I thought of you and Mother this morning. We had pancakes for breakfast, but no good butter to put on them. I want a home of my own some day like other fellows. I don’t want this life compared with a life of that kind. I’m glad you and Mother like Letha, for I think she is the best girl I ever found.
I’ll say that its tough to have to be way down here and can’t go see a girl for weeks at a time. But, I suppose this don’t interest you, although you was a boy once!
I never was so cold in my life as I was yesterday—22 below and the barracks was awful cold, the wind blew and the windows are loose so we get plenty of fresh air. We had to stay right here all day for we are quarantined in with the measles.
I’d like to see the fellow that told you they don’t have much of a winter here—22 below and breeze off from the ocean makes us think of home.
Guess I’ve told you all the news I know, so will close.


  1. Oh wow. You have put me to shame with all this effort. I am SO convinced that there is a book in this - either the letters as a sort of diary, or else as a biography (or even as the basis of a novel). I am so drawn into Lawrence's life, feeling his disappointments so keenly, and I have my usual earth-mother feelings of wanting desperately to make something nice happen to him! I have - like so many people - so little in the way of letters or anything which will tell me more about my grandparents, g. grandparents etc. You are very fortunate.

    Have you sent a copy of these letters to one of the Army Museums? This sort of thing would be manna from heaven for the Regimental Museums we have in this country.

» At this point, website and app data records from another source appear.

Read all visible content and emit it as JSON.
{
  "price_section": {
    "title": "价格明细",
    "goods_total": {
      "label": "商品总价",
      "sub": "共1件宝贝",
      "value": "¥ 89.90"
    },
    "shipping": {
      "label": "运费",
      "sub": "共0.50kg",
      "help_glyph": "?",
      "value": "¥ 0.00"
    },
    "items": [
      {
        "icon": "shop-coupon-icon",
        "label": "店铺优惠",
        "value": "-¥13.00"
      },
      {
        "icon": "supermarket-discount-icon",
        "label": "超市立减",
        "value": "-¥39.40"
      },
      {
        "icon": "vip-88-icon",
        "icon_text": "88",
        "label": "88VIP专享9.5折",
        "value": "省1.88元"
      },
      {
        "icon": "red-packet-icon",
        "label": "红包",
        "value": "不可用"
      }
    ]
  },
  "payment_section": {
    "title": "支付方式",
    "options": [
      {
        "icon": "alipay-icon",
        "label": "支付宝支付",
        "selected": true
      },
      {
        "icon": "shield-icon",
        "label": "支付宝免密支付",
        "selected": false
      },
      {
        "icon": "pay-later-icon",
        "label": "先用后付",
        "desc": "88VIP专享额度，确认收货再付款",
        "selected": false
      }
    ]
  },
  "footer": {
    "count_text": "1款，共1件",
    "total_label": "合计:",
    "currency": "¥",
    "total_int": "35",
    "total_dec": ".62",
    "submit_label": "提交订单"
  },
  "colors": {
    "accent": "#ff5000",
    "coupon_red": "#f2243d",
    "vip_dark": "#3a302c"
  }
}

  2. what a wonderful read ... I agree with BB that there must be a book here...the letters and his life. Is that the end of the letters or are there more ....please.